- **Exercise aim**:
Look for the word "Type" in the data below, and copy every line that holds it.

[Data provided — start]

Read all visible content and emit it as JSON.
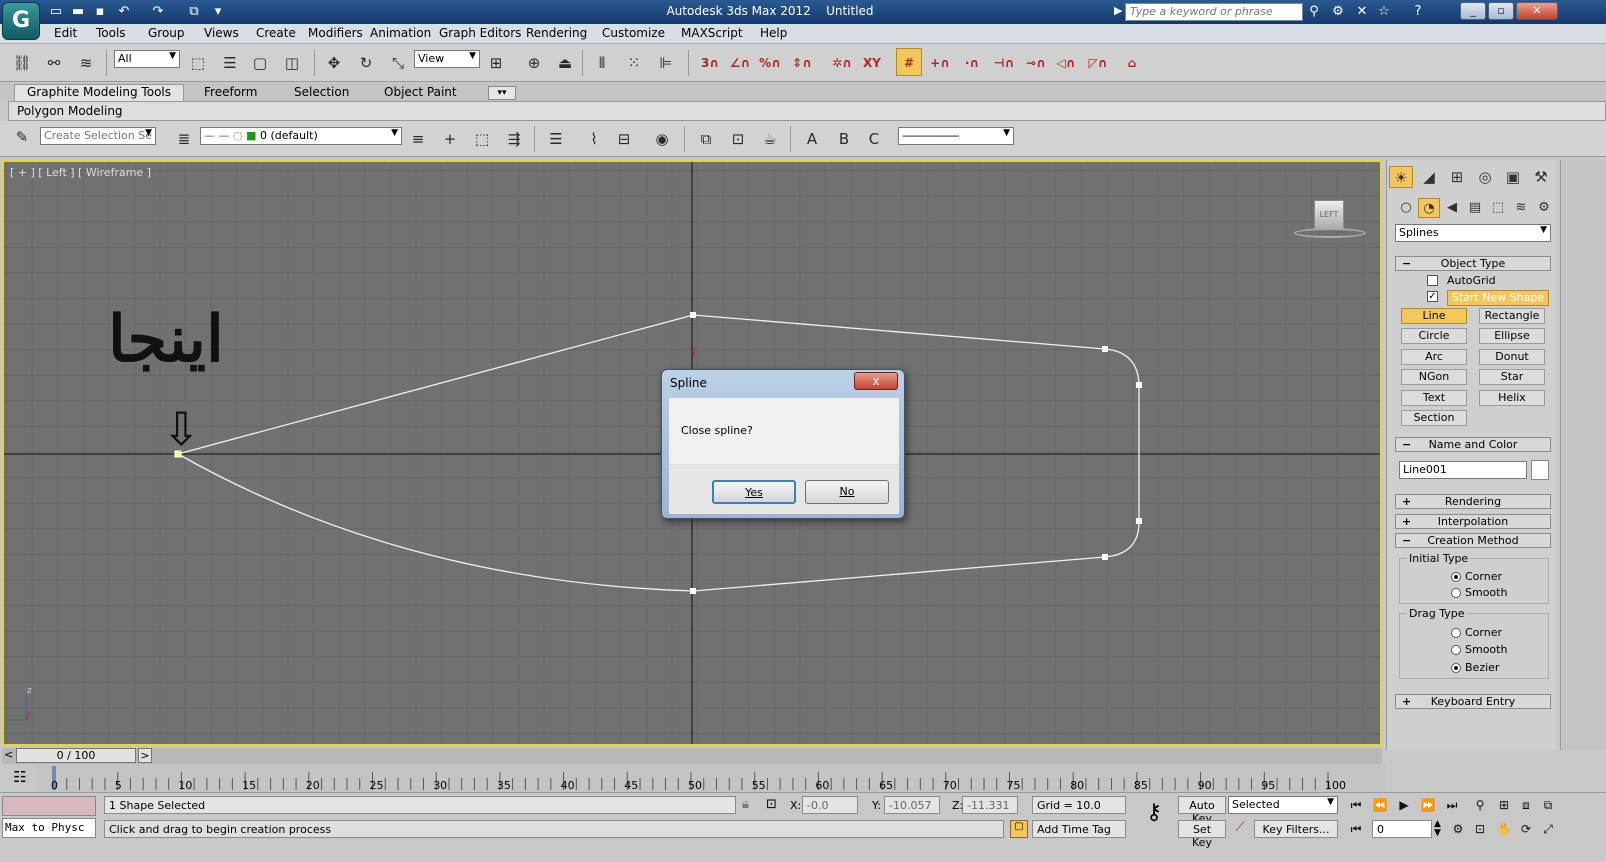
{
  "window": {
    "title": "Autodesk 3ds Max 2012",
    "document": "Untitled",
    "search_placeholder": "Type a keyword or phrase",
    "logo": "G"
  },
  "menu": [
    "Edit",
    "Tools",
    "Group",
    "Views",
    "Create",
    "Modifiers",
    "Animation",
    "Graph Editors",
    "Rendering",
    "Customize",
    "MAXScript",
    "Help"
  ],
  "toolbar": {
    "selection_filter": "All",
    "reference_coord": "View"
  },
  "ribbon": {
    "tabs": [
      "Graphite Modeling Tools",
      "Freeform",
      "Selection",
      "Object Paint"
    ],
    "panel": "Polygon Modeling"
  },
  "toolbar2": {
    "selection_set_placeholder": "Create Selection Se",
    "layer": "0 (default)"
  },
  "viewport": {
    "label": "[ + ] [ Left ] [ Wireframe ]",
    "annotation_text": "اینجا",
    "viewcube_label": "LEFT",
    "axis_z": "z"
  },
  "dialog": {
    "title": "Spline",
    "message": "Close spline?",
    "yes": "Yes",
    "no": "No",
    "close": "x"
  },
  "command_panel": {
    "category": "Splines",
    "object_type_title": "Object Type",
    "autogrid": "AutoGrid",
    "start_new_shape": "Start New Shape",
    "buttons": [
      "Line",
      "Rectangle",
      "Circle",
      "Ellipse",
      "Arc",
      "Donut",
      "NGon",
      "Star",
      "Text",
      "Helix",
      "Section"
    ],
    "active_button": "Line",
    "name_color_title": "Name and Color",
    "object_name": "Line001",
    "rendering_title": "Rendering",
    "interpolation_title": "Interpolation",
    "creation_method_title": "Creation Method",
    "initial_type": "Initial Type",
    "initial_options": [
      "Corner",
      "Smooth"
    ],
    "initial_selected": "Corner",
    "drag_type": "Drag Type",
    "drag_options": [
      "Corner",
      "Smooth",
      "Bezier"
    ],
    "drag_selected": "Bezier",
    "keyboard_entry_title": "Keyboard Entry"
  },
  "timeline": {
    "frame_display": "0 / 100",
    "ticks": [
      "0",
      "5",
      "10",
      "15",
      "20",
      "25",
      "30",
      "35",
      "40",
      "45",
      "50",
      "55",
      "60",
      "65",
      "70",
      "75",
      "80",
      "85",
      "90",
      "95",
      "100"
    ]
  },
  "status": {
    "selection": "1 Shape Selected",
    "prompt": "Click and drag to begin creation process",
    "script_listener": "Max to Physc",
    "x_label": "X:",
    "x_value": "-0.0",
    "y_label": "Y:",
    "y_value": "-10.057",
    "z_label": "Z:",
    "z_value": "-11.331",
    "grid": "Grid = 10.0",
    "add_time_tag": "Add Time Tag",
    "auto_key": "Auto Key",
    "set_key": "Set Key",
    "key_mode": "Selected",
    "key_filters": "Key Filters...",
    "current_frame": "0"
  }
}
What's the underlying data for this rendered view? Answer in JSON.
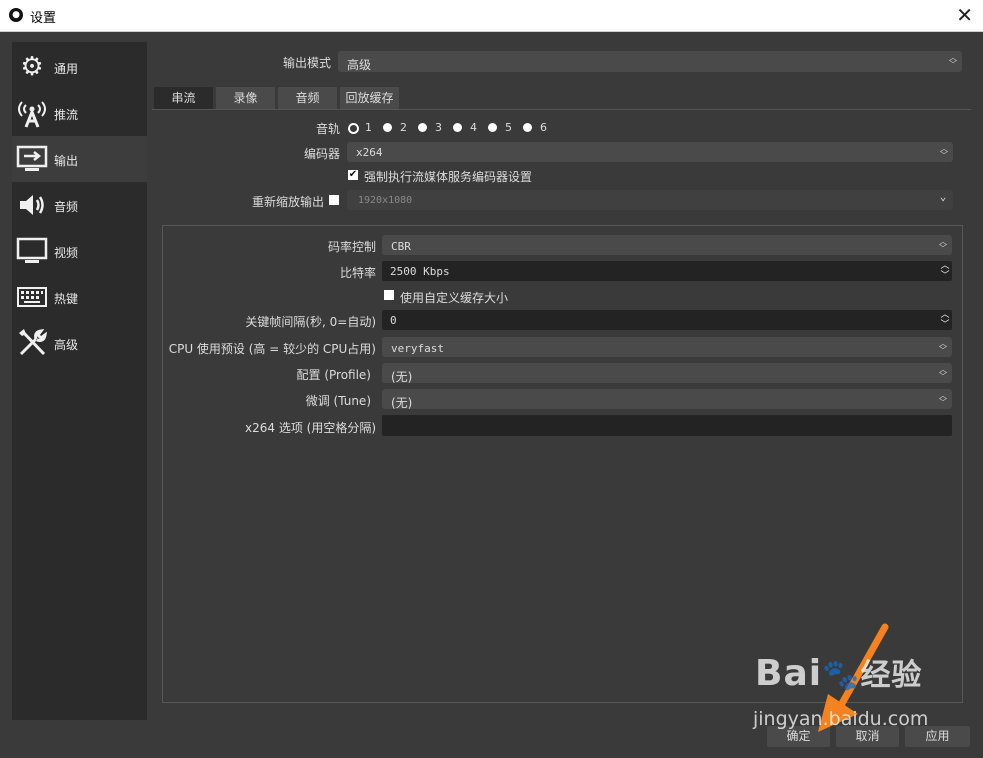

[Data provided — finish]

- **Solution for this task**:
    "search_placeholder": "Type a keyword or phrase",
    "object_type_title": "Object Type",
    "initial_type": "Initial Type",
    "drag_type": "Drag Type",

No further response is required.